When I try to control him/her.

Help me this day to understand the true meaning of powerlessness.

Remove from me all denial of my loved one’s addiction.”

The first step is probably the most important one in assuring our recovery from the effects of another’s addiction.  And it’s because I refused to take it that it took me so long to start to recover. I simply wouldn’t accept my powerlessness over my daughter’s disease. I felt as though I would be dropping the ball,  appearing as though I didn’t care about her. I felt that I had to do everything in my power to save her, not realizing that I had no such power.

So, deep pockets helped me to put Angie through four rehabs. They also had me paying her rent, paying off her loans, and paying back the creditors. All my “help” simply gave her more money for drugs. In short, deep pockets can be dangerous if they allow us to enable our children. She might have learned something from the consequences of her actions if I hadn’t kept getting in the way.

So yes, my life had become unmanageable. I love Angie very much. And I kept making things easy for her. But we can enable our children to death. Now I’ve let go of all my attempts to control her and her disease.

And I feel as though the weight of the world has been lifted from my shoulders.

Living In Abundance

“Life holds so much—so much to be happy about always.
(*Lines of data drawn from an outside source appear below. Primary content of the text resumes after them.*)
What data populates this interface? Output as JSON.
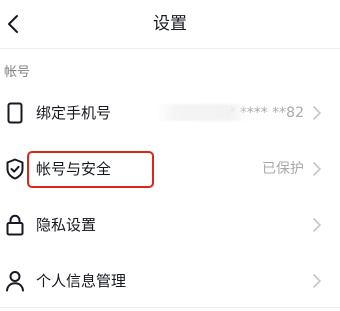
{
  "header": {
    "title": "设置",
    "back_icon": "chevron-left-icon"
  },
  "section": {
    "label": "帐号"
  },
  "rows": [
    {
      "label": "绑定手机号",
      "value": "+86 13* **** **82",
      "icon": "phone-icon"
    },
    {
      "label": "帐号与安全",
      "value": "已保护",
      "icon": "shield-check-icon"
    },
    {
      "label": "隐私设置",
      "value": "",
      "icon": "lock-icon"
    },
    {
      "label": "个人信息管理",
      "value": "",
      "icon": "person-icon"
    }
  ],
  "colors": {
    "text": "#161823",
    "secondary": "#a8a9ad",
    "highlight": "#d9281a",
    "divider": "#ededee"
  }
}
Most people ask for happiness on conditions. Happiness can only be felt if you don’t set conditions.” ~Arthur Rubenstein

And another of my favorite quotes: ~Jennie Jerome Churchill: “Life may not be everything we want it to be. But to make the best of things as they are is the only way to be happy.”

All of us in these rooms have experienced addiction in one form or another: in ourselves or in a loved one. It’s a cruel illness because unlike many serious illnesses that are incurable, drug addiction is often conquered by the sufferer. Many addicts recognize that they have the power to change if they are committed to recovery. Different people have different ways of dealing with it: some use 12-Step recovery, some use prayer, or yoga, or running, or writing things down. No one way is better than another. Whatever works for you.
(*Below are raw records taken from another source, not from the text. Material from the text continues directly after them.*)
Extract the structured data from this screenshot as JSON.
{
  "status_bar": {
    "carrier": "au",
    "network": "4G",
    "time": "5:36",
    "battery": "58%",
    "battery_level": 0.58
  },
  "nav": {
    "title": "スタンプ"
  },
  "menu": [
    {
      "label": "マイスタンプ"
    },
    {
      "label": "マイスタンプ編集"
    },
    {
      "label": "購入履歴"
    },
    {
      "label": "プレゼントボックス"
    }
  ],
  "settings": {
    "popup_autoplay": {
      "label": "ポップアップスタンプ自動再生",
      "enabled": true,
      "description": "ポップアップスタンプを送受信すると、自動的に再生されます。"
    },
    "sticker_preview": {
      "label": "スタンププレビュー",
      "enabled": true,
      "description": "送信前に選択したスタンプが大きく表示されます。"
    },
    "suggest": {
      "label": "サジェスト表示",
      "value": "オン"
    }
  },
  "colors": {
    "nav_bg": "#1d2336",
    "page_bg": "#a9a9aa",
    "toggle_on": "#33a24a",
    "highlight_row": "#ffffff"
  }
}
The point is that dealing with addiction is painful and messy. My life was derailed because of it. But I found a way to recover—from my own addictions as well as my addiction to saving my daughter, Angie—and I got my life back.

I’m filled with gratitude everyday for that. And I wish us all the same peace and joy for that freedom.

I learned to be happy. I learned “to make the best of things as they are.” And that’s quite a lot!

Learning From Repetition

“We are what we repeatedly do. Excellence, then, is not an act, but a habit.” ~Aristotle

I remember when my daughter Angie was in early recovery, a doctor we knew told her to replace the using habit with something else, something healthful. Any habit, good or bad, takes up time in our lives. When we want to rid ourselves of bad habits, according to this doctor, we need to replace them with something else that is pleasurable.

Easier said than done, of course, when drugs are surrendered in favor of something else. But creating good habits takes commitment, determination and time. Many addicts give up drugs and rebuild their lives. They just have to stay committed to sobriety.

My wish for all of us caught one way or another in the hellish world of addiction is that we find a better way to live—a way to live well and be happy.